■ PROBLEM DESCRIPTION ■
Search each line below for the word "header" and list those that contain it.

Excerpts from an interface dataset:

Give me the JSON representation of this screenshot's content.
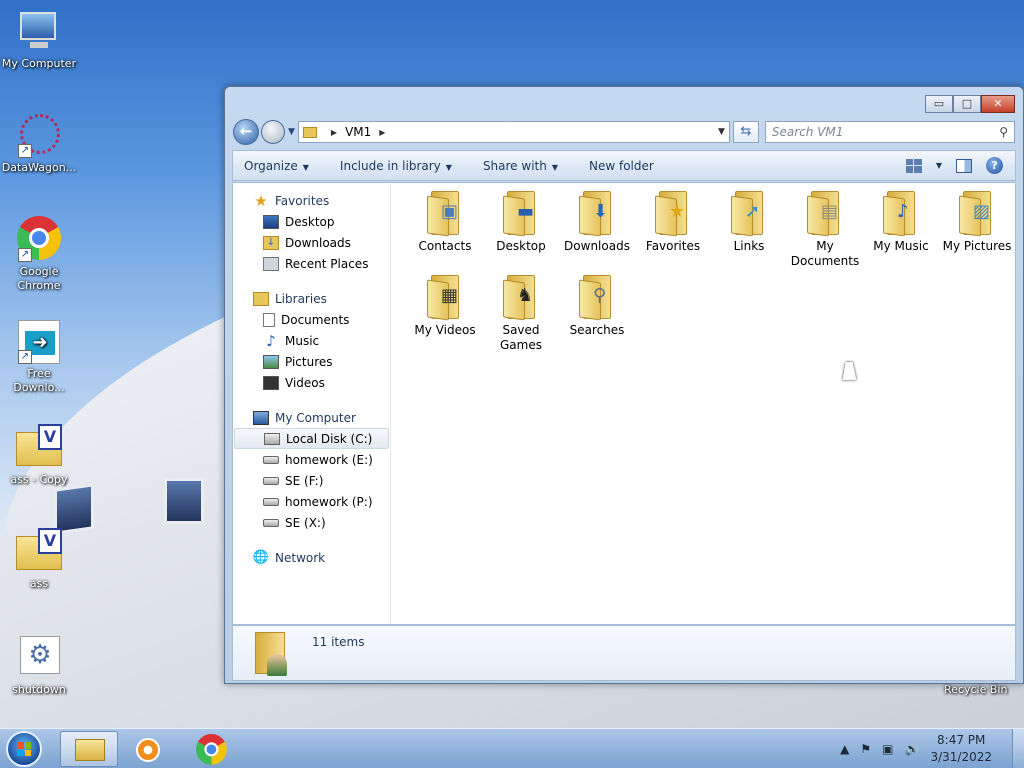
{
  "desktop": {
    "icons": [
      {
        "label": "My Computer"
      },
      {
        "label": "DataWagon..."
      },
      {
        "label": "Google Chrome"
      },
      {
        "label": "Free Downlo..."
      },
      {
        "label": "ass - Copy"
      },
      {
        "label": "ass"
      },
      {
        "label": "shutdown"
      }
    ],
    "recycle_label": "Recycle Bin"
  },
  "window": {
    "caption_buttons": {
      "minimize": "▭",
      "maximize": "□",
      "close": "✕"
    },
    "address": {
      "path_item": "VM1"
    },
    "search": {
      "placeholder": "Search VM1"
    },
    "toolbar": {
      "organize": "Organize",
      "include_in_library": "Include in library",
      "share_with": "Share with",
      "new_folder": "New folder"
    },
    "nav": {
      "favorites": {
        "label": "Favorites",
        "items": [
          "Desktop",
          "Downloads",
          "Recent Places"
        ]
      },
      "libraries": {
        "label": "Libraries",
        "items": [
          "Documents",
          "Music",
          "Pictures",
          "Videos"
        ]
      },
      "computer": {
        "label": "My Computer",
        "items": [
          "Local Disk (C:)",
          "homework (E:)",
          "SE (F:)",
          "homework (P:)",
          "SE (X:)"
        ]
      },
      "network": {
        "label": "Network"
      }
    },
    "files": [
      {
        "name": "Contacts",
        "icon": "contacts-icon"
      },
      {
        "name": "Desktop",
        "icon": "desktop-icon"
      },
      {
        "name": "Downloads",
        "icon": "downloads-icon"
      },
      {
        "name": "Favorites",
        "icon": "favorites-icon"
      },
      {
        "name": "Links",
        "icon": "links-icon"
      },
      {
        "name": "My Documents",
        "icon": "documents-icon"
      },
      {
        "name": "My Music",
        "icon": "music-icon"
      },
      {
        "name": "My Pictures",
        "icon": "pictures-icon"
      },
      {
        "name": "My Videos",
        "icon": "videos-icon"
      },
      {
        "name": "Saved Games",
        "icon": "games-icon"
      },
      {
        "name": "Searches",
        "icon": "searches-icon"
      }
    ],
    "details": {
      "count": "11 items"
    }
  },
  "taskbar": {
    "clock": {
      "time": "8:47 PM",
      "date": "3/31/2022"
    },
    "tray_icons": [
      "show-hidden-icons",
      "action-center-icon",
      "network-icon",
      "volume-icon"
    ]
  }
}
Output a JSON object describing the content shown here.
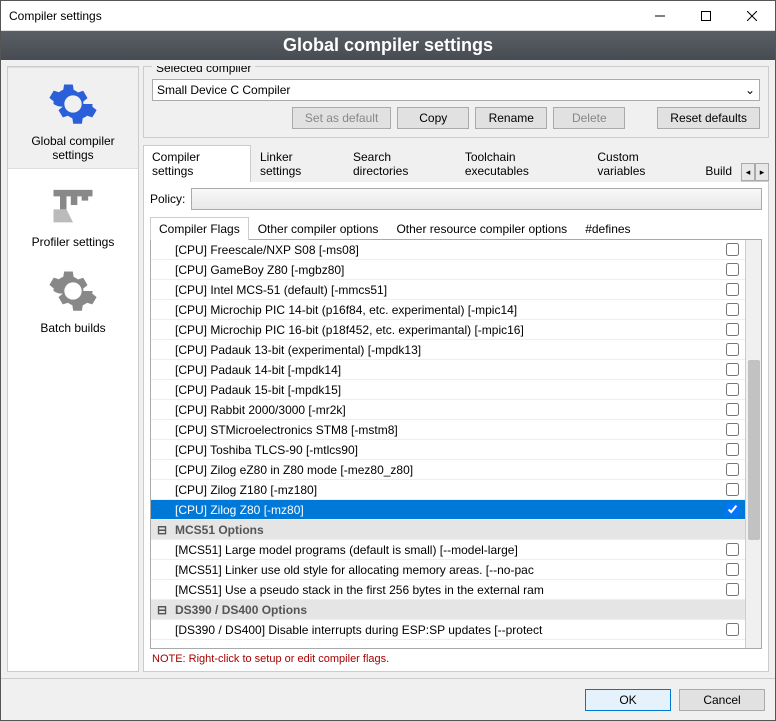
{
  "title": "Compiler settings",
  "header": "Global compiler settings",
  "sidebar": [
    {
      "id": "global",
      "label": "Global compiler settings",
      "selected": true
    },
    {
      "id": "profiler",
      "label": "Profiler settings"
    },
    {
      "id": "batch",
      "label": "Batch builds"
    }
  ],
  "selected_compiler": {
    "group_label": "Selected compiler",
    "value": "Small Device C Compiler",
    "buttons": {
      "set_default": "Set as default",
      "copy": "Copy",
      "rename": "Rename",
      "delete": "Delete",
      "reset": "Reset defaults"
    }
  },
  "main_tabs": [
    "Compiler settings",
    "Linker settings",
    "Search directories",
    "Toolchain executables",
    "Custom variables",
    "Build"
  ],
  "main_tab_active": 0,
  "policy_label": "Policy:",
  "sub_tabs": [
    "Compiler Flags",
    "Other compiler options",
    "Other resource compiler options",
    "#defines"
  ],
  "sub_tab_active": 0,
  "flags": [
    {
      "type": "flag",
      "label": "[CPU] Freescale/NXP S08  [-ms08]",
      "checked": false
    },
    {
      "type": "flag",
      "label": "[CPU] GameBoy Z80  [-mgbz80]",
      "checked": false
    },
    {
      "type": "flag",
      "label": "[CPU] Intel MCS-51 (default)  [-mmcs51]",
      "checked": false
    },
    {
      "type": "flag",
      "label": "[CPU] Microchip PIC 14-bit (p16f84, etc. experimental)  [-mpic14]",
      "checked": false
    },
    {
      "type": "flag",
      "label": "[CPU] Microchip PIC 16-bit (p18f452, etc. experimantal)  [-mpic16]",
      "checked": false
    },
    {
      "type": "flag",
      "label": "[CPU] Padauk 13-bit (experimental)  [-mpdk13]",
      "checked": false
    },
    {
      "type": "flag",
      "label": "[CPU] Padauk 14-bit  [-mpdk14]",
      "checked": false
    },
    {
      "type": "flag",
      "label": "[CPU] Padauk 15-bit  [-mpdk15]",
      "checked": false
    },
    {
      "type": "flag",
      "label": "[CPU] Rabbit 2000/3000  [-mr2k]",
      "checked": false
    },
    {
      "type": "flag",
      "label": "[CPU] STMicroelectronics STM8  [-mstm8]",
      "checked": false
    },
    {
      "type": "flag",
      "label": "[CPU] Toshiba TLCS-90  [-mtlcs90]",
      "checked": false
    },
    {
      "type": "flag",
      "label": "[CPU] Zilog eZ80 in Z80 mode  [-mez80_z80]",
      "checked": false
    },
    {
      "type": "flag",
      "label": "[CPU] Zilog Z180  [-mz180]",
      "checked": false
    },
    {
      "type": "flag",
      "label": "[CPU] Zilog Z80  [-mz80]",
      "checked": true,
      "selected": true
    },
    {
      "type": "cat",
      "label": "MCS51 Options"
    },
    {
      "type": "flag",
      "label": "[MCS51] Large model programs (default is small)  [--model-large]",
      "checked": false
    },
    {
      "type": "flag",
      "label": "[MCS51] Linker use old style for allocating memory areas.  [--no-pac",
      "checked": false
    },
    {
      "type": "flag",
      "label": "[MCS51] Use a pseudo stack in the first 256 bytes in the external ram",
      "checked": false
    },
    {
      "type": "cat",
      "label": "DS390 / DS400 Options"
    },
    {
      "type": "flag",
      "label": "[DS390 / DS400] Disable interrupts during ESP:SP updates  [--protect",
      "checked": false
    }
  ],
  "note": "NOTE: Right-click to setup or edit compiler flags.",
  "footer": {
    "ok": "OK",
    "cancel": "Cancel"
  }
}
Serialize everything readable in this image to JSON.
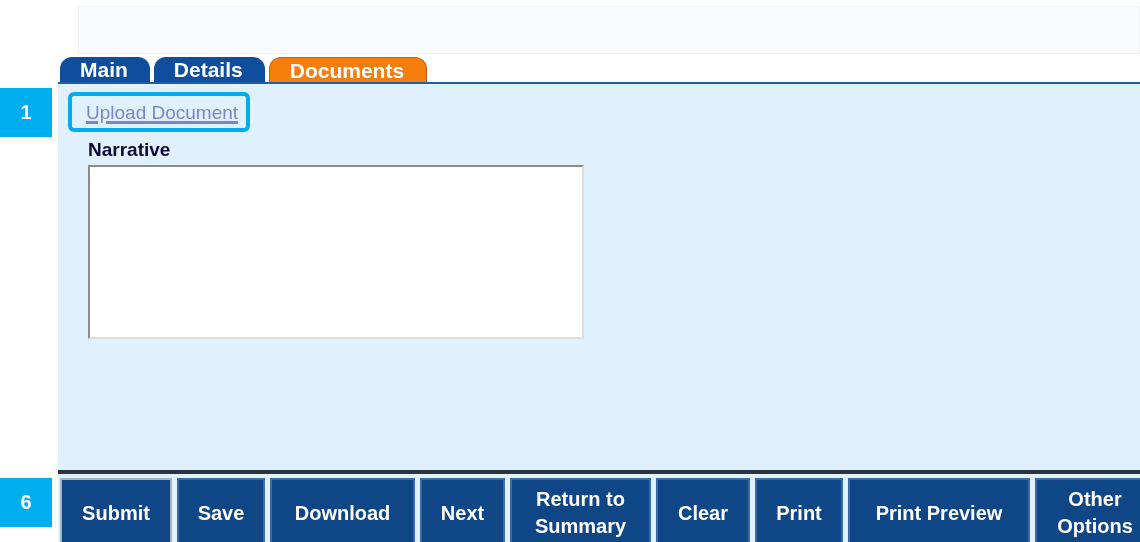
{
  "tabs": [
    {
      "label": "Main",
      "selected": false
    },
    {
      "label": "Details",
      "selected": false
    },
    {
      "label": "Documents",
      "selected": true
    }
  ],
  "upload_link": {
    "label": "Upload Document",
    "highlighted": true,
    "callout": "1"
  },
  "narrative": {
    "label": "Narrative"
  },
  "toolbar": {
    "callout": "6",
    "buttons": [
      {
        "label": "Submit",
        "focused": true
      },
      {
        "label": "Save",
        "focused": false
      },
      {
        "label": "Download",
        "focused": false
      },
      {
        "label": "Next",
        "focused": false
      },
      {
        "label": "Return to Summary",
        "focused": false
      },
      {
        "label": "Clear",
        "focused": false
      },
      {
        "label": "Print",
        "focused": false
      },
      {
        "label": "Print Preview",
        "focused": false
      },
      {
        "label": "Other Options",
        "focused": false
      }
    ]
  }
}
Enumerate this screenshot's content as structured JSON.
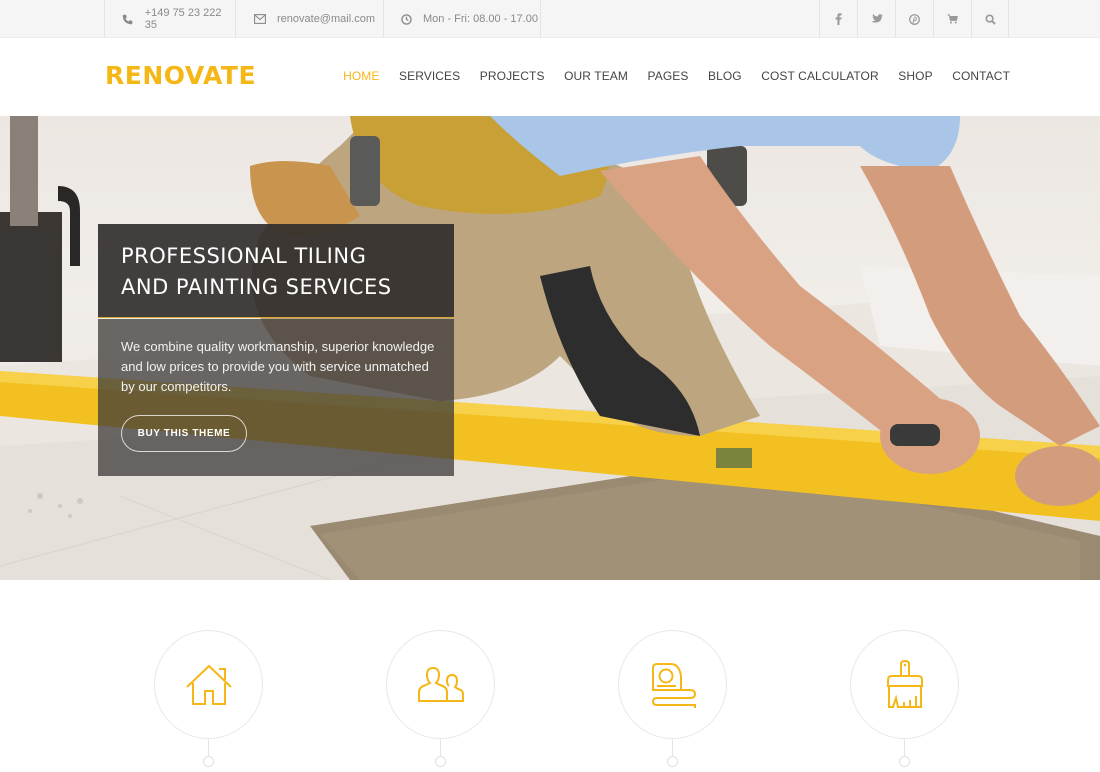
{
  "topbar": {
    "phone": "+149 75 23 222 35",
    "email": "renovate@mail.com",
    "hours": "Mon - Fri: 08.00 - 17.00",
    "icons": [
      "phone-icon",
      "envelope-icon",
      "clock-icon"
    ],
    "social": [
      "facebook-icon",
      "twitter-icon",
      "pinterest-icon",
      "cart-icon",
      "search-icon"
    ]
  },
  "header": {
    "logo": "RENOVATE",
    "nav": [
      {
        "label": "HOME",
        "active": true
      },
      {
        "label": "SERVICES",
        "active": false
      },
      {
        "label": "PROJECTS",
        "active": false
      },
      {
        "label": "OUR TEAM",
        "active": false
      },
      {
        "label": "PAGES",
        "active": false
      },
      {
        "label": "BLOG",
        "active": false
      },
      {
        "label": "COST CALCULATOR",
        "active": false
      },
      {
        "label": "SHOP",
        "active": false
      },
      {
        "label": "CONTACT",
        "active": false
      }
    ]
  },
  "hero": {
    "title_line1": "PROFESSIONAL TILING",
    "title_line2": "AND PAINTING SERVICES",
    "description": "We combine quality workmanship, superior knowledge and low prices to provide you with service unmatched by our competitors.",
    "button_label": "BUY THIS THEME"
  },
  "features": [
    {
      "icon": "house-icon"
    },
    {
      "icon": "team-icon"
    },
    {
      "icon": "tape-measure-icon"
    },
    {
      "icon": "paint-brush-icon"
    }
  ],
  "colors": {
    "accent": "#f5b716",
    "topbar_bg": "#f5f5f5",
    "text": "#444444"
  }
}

■ EXERCISE OUTPUT ■
  "header": "Global compiler settings",
  "header": {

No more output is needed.